- [About this task]
Whenever a line in the records below contains "icon", pick it out.

- [Given records]

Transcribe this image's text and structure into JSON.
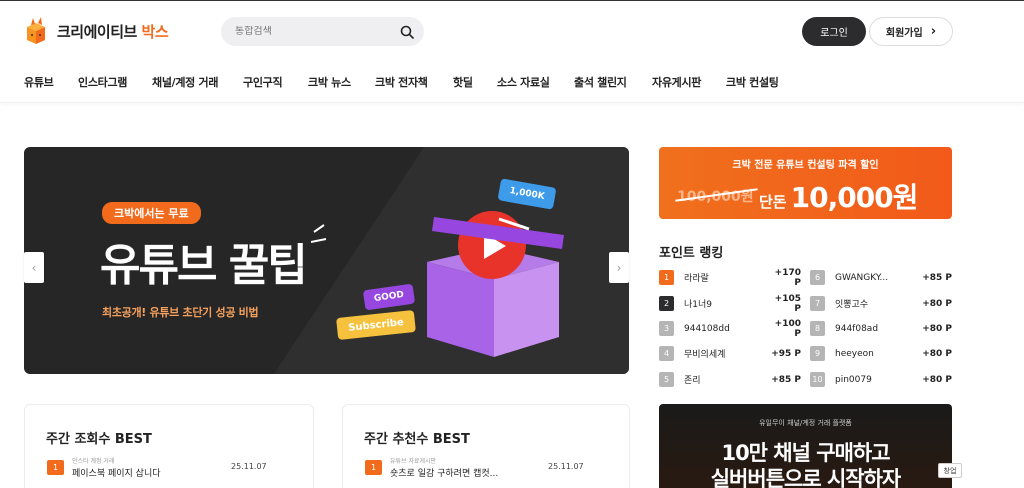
{
  "header": {
    "logo_main": "크리에이티브",
    "logo_accent": "박스",
    "search_placeholder": "통합검색",
    "login_label": "로그인",
    "join_label": "회원가입",
    "join_chevron": "›"
  },
  "nav": {
    "items": [
      "유튜브",
      "인스타그램",
      "채널/계정 거래",
      "구인구직",
      "크박 뉴스",
      "크박 전자책",
      "핫딜",
      "소스 자료실",
      "출석 챌린지",
      "자유게시판",
      "크박 컨설팅"
    ]
  },
  "banner": {
    "pill": "크박에서는 무료",
    "title": "유튜브 꿀팁",
    "subtitle": "최초공개! 유튜브 초단기 성공 비법",
    "badge_views": "1,000K",
    "badge_good": "GOOD",
    "badge_subscribe": "Subscribe",
    "prev_arrow": "‹",
    "next_arrow": "›"
  },
  "promo": {
    "top": "크박 전문 유튜브 컨설팅 파격 할인",
    "old_price": "100,000원",
    "new_prefix": "단돈",
    "new_price": "10,000원"
  },
  "ranking": {
    "title": "포인트 랭킹",
    "left": [
      {
        "rank": "1",
        "name": "라라랄",
        "points": "+170 P",
        "color": "#f26b1d"
      },
      {
        "rank": "2",
        "name": "나1너9",
        "points": "+105 P",
        "color": "#2c2c2e"
      },
      {
        "rank": "3",
        "name": "944108dd",
        "points": "+100 P",
        "color": "#b5b5b5"
      },
      {
        "rank": "4",
        "name": "무비의세계",
        "points": "+95 P",
        "color": "#b5b5b5"
      },
      {
        "rank": "5",
        "name": "존리",
        "points": "+85 P",
        "color": "#b5b5b5"
      }
    ],
    "right": [
      {
        "rank": "6",
        "name": "GWANGKY...",
        "points": "+85 P",
        "color": "#b5b5b5"
      },
      {
        "rank": "7",
        "name": "잇뽕고수",
        "points": "+80 P",
        "color": "#b5b5b5"
      },
      {
        "rank": "8",
        "name": "944f08ad",
        "points": "+80 P",
        "color": "#b5b5b5"
      },
      {
        "rank": "9",
        "name": "heeyeon",
        "points": "+80 P",
        "color": "#b5b5b5"
      },
      {
        "rank": "10",
        "name": "pin0079",
        "points": "+80 P",
        "color": "#b5b5b5"
      }
    ]
  },
  "ad": {
    "small": "유일무이 채널/계정 거래 플랫폼",
    "line1": "10만 채널 구매하고",
    "line2": "실버버튼으로 시작하자",
    "chip": "창업"
  },
  "best": {
    "views": {
      "title": "주간 조회수 BEST",
      "rank": "1",
      "category": "인스타 계정 거래",
      "subject": "페이스북 페이지 삽니다",
      "date": "25.11.07"
    },
    "recommend": {
      "title": "주간 추천수 BEST",
      "rank": "1",
      "category": "유튜브 자료게시판",
      "subject": "숏츠로 일감 구하려면 캡컷...",
      "date": "25.11.07"
    }
  }
}
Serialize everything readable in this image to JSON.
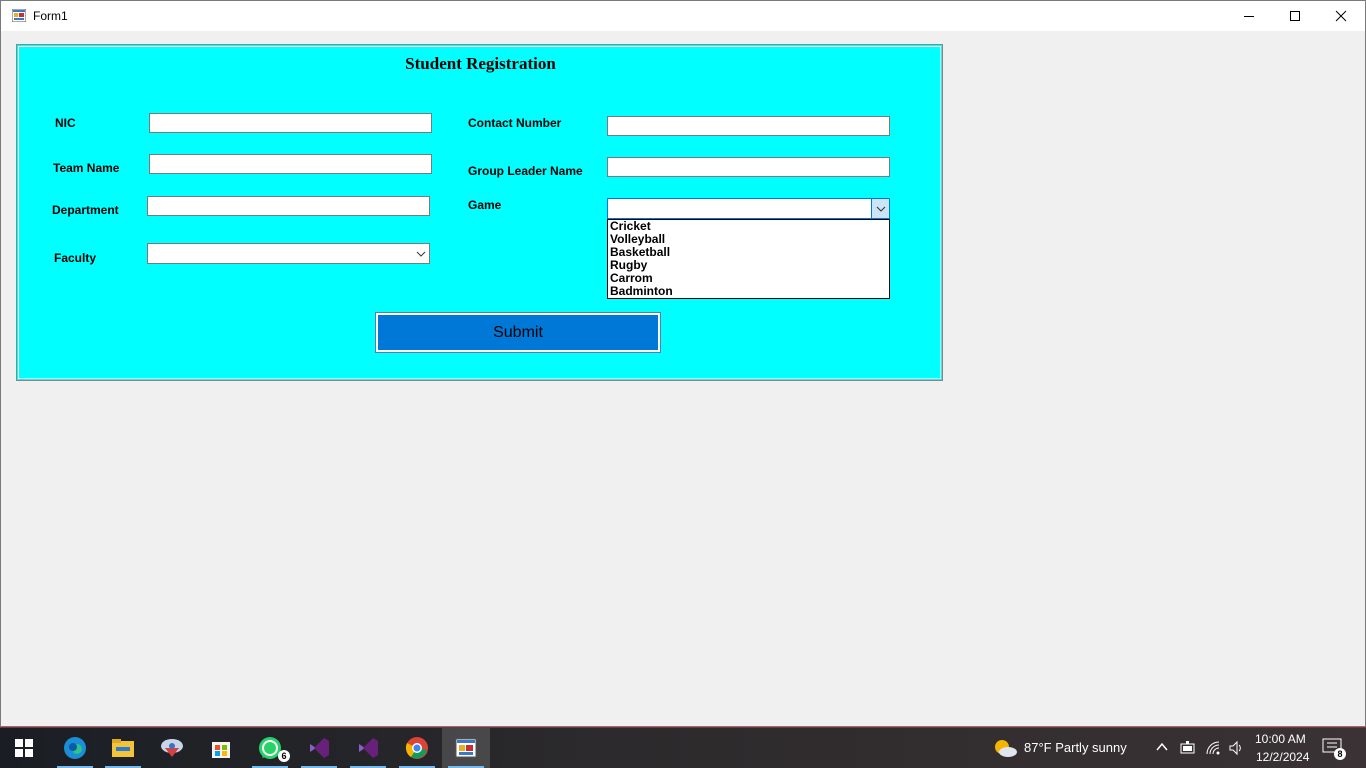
{
  "window": {
    "title": "Form1",
    "minimize_label": "—",
    "maximize_label": "☐",
    "close_label": "✕"
  },
  "form": {
    "heading": "Student Registration",
    "labels": {
      "nic": "NIC",
      "team_name": "Team Name",
      "department": "Department",
      "faculty": "Faculty",
      "contact_number": "Contact Number",
      "group_leader_name": "Group Leader Name",
      "game": "Game"
    },
    "values": {
      "nic": "",
      "team_name": "",
      "department": "",
      "faculty": "",
      "contact_number": "",
      "group_leader_name": "",
      "game": ""
    },
    "game_options": [
      "Cricket",
      "Volleyball",
      "Basketball",
      "Rugby",
      "Carrom",
      "Badminton"
    ],
    "submit_label": "Submit"
  },
  "taskbar": {
    "weather": "87°F  Partly sunny",
    "time": "10:00 AM",
    "date": "12/2/2024",
    "whatsapp_badge": "6",
    "notification_badge": "8",
    "apps": [
      "start-icon",
      "edge-icon",
      "file-explorer-icon",
      "app-icon",
      "store-icon",
      "whatsapp-icon",
      "visual-studio-icon",
      "visual-studio-icon",
      "chrome-icon",
      "form-app-icon"
    ]
  },
  "colors": {
    "panel_bg": "#00ffff",
    "button_bg": "#0078d7",
    "window_bg": "#f0f0f0"
  }
}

- [Exercise solution]
      "start-icon",
      "edge-icon",
      "file-explorer-icon",
      "app-icon",
      "store-icon",
      "whatsapp-icon",
      "visual-studio-icon",
      "visual-studio-icon",
      "chrome-icon",
      "form-app-icon"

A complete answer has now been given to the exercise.